Rumi Morales is a global investor, executive, and entrepreneur bridging traditional institutions and emerging technologies. She is Head of Venture and Growth Investments at Digital Currency Group, guiding its portfolio of over 200 companies and 45 funds across 35 countries. Before joining DCG, Rumi was a partner and board member of Outlier Ventures and head of venture investing at the CME Group. Rumi is a Board Member of several non-profit institutions including the Girl Scouts of the USA, the Negaunee Music Institute of the Chicago Symphony Orchestra, and the Chamber of Digital Commerce.
Hylton Irons is an investor at Listen Ventures, focused on supporting brand-obsessed founders leading early-stage consumer companies. After graduating from Brown University, Hylton spent time at Goldman Sachs as an Investment Banking analyst in the Healthcare group. Since then, Hylton has been focused on helping support the growth of Listen through meeting founders and building within the Chicago tech community.

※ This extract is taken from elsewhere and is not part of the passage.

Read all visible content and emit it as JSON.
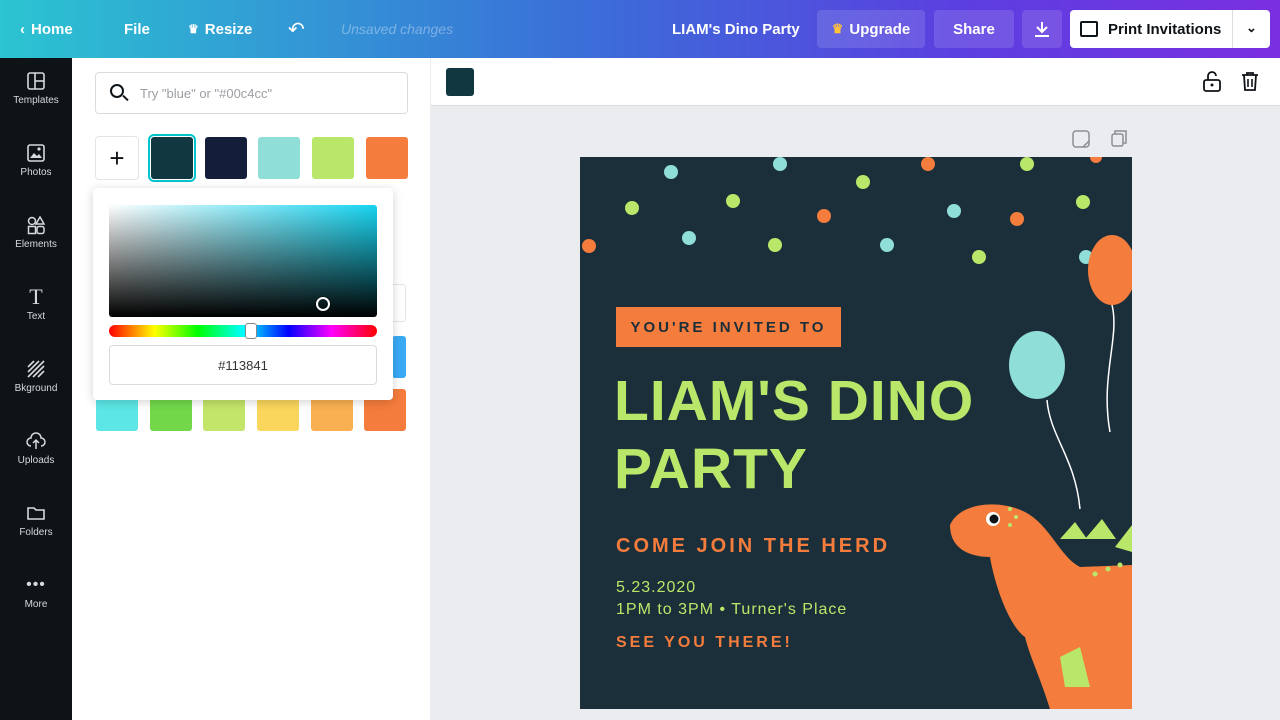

Hylton was featured in Chicago Inno’s 25 under 25 list in 2021 and was a member of Forbes’ 30 under 30 Scholar issue in 2019, recognizing his hard work and leadership.
The participants talked about the pace of institutional adoption in Web3, the mindset institutions should have when entering Web3, the types of institutions currently entering Web3, and what the future of institutional adoption holds.
The state of institutional adoption today
Rumi acknowledged the earliness of our current standing in the road to large scale institutional Web3 adoption and mentioned that consumer brands have been some of the largest driving forces in institutional adoption of digital assets.
“When I got into this in 2016 I had assumed that most major banks would be using bitcoin….
Gaming, brands, NFT, Media has plowed into NFTs way faster than any Goldman Sachs type of institution”
There are definitely different approaches to how institutions have been getting involved in the space. Some go all in, and some are studying it and keeping updated on this technology without going in head first immediately. Rumi echoed the importance of creating the habit of continuing educational efforts regardless of the market state, and not using bear markets as opportunistic times to ignore fundamental innovations in this space, given its potential to revolutionize so many existing business models.
Challenges in Institutional Adoption
“Where I found [institutional adoption] the hardest has been around the inflexibility of many traditional institutions who have frozen mindsets around blockchain technology. I know just how hard it is to be flexible when you are a large bureaucratic institution.”
This is the innovator’s dilemma at work. Legacy institutions are getting into the space at a much slower pace than exciting new companies seeking to onboard the next billion users into the industry.
Building real value add for the mainstream is a core value of ours at Decasonic, and we couldn’t agree more with Rumi.
The depth and intensity of market cycles have also proven to be a difficult challenge for institutions to come. Rumi argues that because the previous crashes have been so profound, many legacy institutions were hesitant to dip their toes, as they couldn’t accurately assess the risk the industry would disappear for a significant period of time.
Rumi acknowledged that personally, having the will to not get too absorbed into the rampant short term money-making opportunity helps maintain the eye on the ball: building the next generation of use cases that will onboard the next billion users in blockchain.
To be an innovator requires a type of optimism and conviction that may not be equally shared by other institutions. At Decasonic, we utilize our conviction to strategically position ourselves during bear markets and continue building for the long term.